The Women of Umuofia in Chinua Achebe's Things Fall Apart

1991 Words8 Pages
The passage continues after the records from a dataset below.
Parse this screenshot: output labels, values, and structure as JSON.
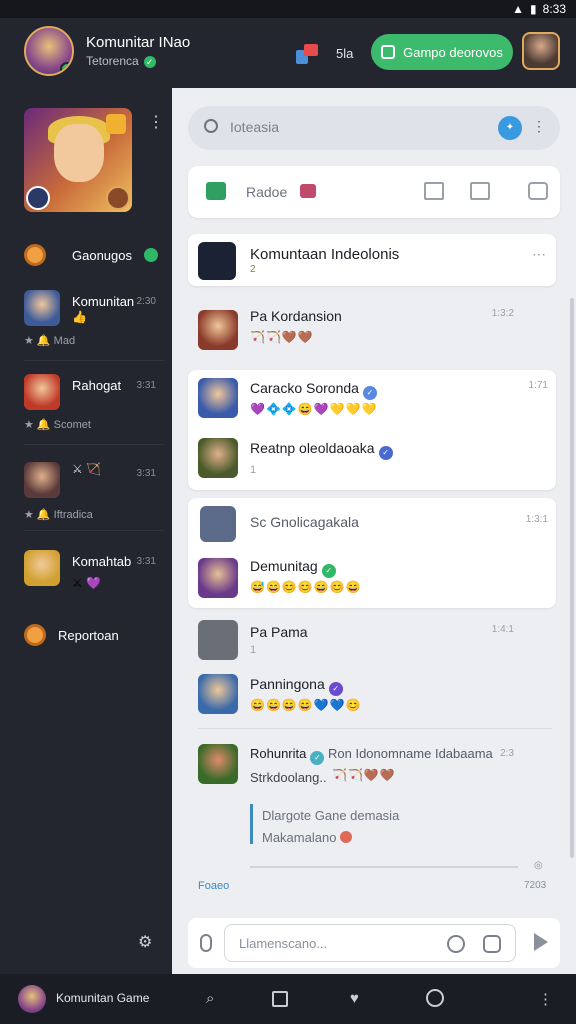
{
  "status_bar": {
    "time": "8:33"
  },
  "header": {
    "title": "Komunitar INao",
    "subtitle": "Tetorenca",
    "notification_count": "5la",
    "join_label": "Gampo deorovos"
  },
  "sidebar": {
    "items": [
      {
        "label": "Gaonugos",
        "time": "",
        "sub": ""
      },
      {
        "label": "Komunitan",
        "time": "2:30",
        "sub": "★ 🔔 Mad",
        "emojis": "👍"
      },
      {
        "label": "Rahogat",
        "time": "3:31",
        "sub": "★ 🔔 Scomet",
        "emojis": ""
      },
      {
        "label": "",
        "time": "3:31",
        "sub": "★ 🔔 Iftradica",
        "emojis": "⚔ 🏹"
      },
      {
        "label": "Komahtab",
        "time": "3:31",
        "sub": "",
        "emojis": "⚔ 💜"
      },
      {
        "label": "Reportoan",
        "time": "",
        "sub": ""
      }
    ]
  },
  "main": {
    "search_placeholder": "Ioteasia",
    "tool_label": "Radoe",
    "community_title": "Komuntaan Indeolonis",
    "community_sub": "2",
    "chats": [
      {
        "name": "Pa Kordansion",
        "time": "1:3:2",
        "emojis": "🏹🏹🤎🤎",
        "sub": ""
      },
      {
        "name": "Caracko Soronda",
        "time": "1:71",
        "emojis": "💜💠💠😄💜💛💛💛",
        "sub": ""
      },
      {
        "name": "Reatnp oleoldaoaka",
        "time": "",
        "emojis": "",
        "sub": "1"
      },
      {
        "name": "Sc Gnolicagakala",
        "time": "1:3:1",
        "emojis": "",
        "sub": ""
      },
      {
        "name": "Demunitag",
        "time": "",
        "emojis": "😅😄😊😊😄😊😄",
        "sub": ""
      },
      {
        "name": "Pa Pama",
        "time": "1:4:1",
        "emojis": "",
        "sub": "1"
      },
      {
        "name": "Panningona",
        "time": "",
        "emojis": "😄😄😄😄💙💙😊",
        "sub": ""
      },
      {
        "name": "Rohunrita",
        "time": "2:3",
        "extra": "Ron Idonomname Idabaama",
        "emojis": "🏹🏹🤎🤎",
        "sub": "Strkdoolang.."
      },
      {
        "name": "Dlargote Gane demasia",
        "time": "",
        "emojis": "",
        "sub": ""
      },
      {
        "name": "Makamalano",
        "time": "",
        "emojis": "",
        "sub": ""
      }
    ],
    "footer_left": "Foaeo",
    "footer_right": "7203",
    "composer_placeholder": "Llamenscano..."
  },
  "bottom_nav": {
    "profile_label": "Komunitan Game"
  }
}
The Women of Umuofia in Chinua Achebe's Things Fall Apart The only women respected in Umuofia are those like Chielo, the priestess of the Oracle of the Hills and Caves, who is removed from the pale of normalcy. Clothed in the mystic mantle of the divinity she serves, Chielo transforms from the ordinary; she can reprimand Okonkwo and even scream curses at him: "Beware of exchanging words with Agbala [the name of the Oracle of the Hills and Caves]. Does a man speak when a God speaks? Beware!" (95). Yet if Okonkwo is powerless before a goddess's priestess, he can, at least, control his own women. So, when Nwoye's mother asks if Ikemefuna will be staying long with them, Okonkwo bellows to her: "Do what you are told woman. When did you become one of the ndichie [clan elders]?" (18). Perhaps Umuofia's shabby and degrading treatment of women and wives stems from unconscious fear of, rather than reverence for, the ubiquitous and capricious Earth goddess Ani or Ala, who wreaks such havoc on the townspeople s lives. She is the goddess of fertility. She also gives or withholds children; she spurns twin children who must be thrown away; she prohibits anyone inflicted with shameful diseases from burial in her soil. To the men of Umuofia, she must seem the embodiment of the two-faced Greek furies and Scylla and Charybdis joined together -- vengeful, unavoidable, and incomprehensible. Umuofia s men can compare to the ancient Greeks who were noted for similar female images such as Pandora, Circe, Medea, and Clytemnestra. In helpless, mortal dread of a fearsome divine female principle, they come down heavily indeed on ordinary women whose lives they can control as they like. A cursory look at the place o... ... middle of paper ... ...e African Novel: Essays in Analysis. London: Saros International, 1992. pages Nwapa, Flora. Efuru. London: Heinemann, 1966. ---. Idu. London: Heinemann, 1970. Ogunyemi, Chikwenye Okonjo. "Women and Nigerian Literature." Perspectives on Nigerian Literature. Vol. 1. Lagos, Nigeria: Guardian Books, 1988. pages Okonkwo, Juliet. "The Talented Woman in African Literature." African Quarterly 15.1-2: pages. Rich, Adrienne. Of Woman Born: Motherhood as Experience and Institution. New York: Norton, 1976. Thiong o, Ngugi wa. Petals of Blood. London: Heinemann, 1977. ---. Devil on the Cross. London: Heinemann, 1982. Walker, Alice. "In Search of Our Mothers' Gardens." In Search of Our Mothers Gardens: Womanist Prose. New York: Harcourt Brace, 1983. 231-243. Weinstock, Donald, and Cathy Ramadan.
Open Document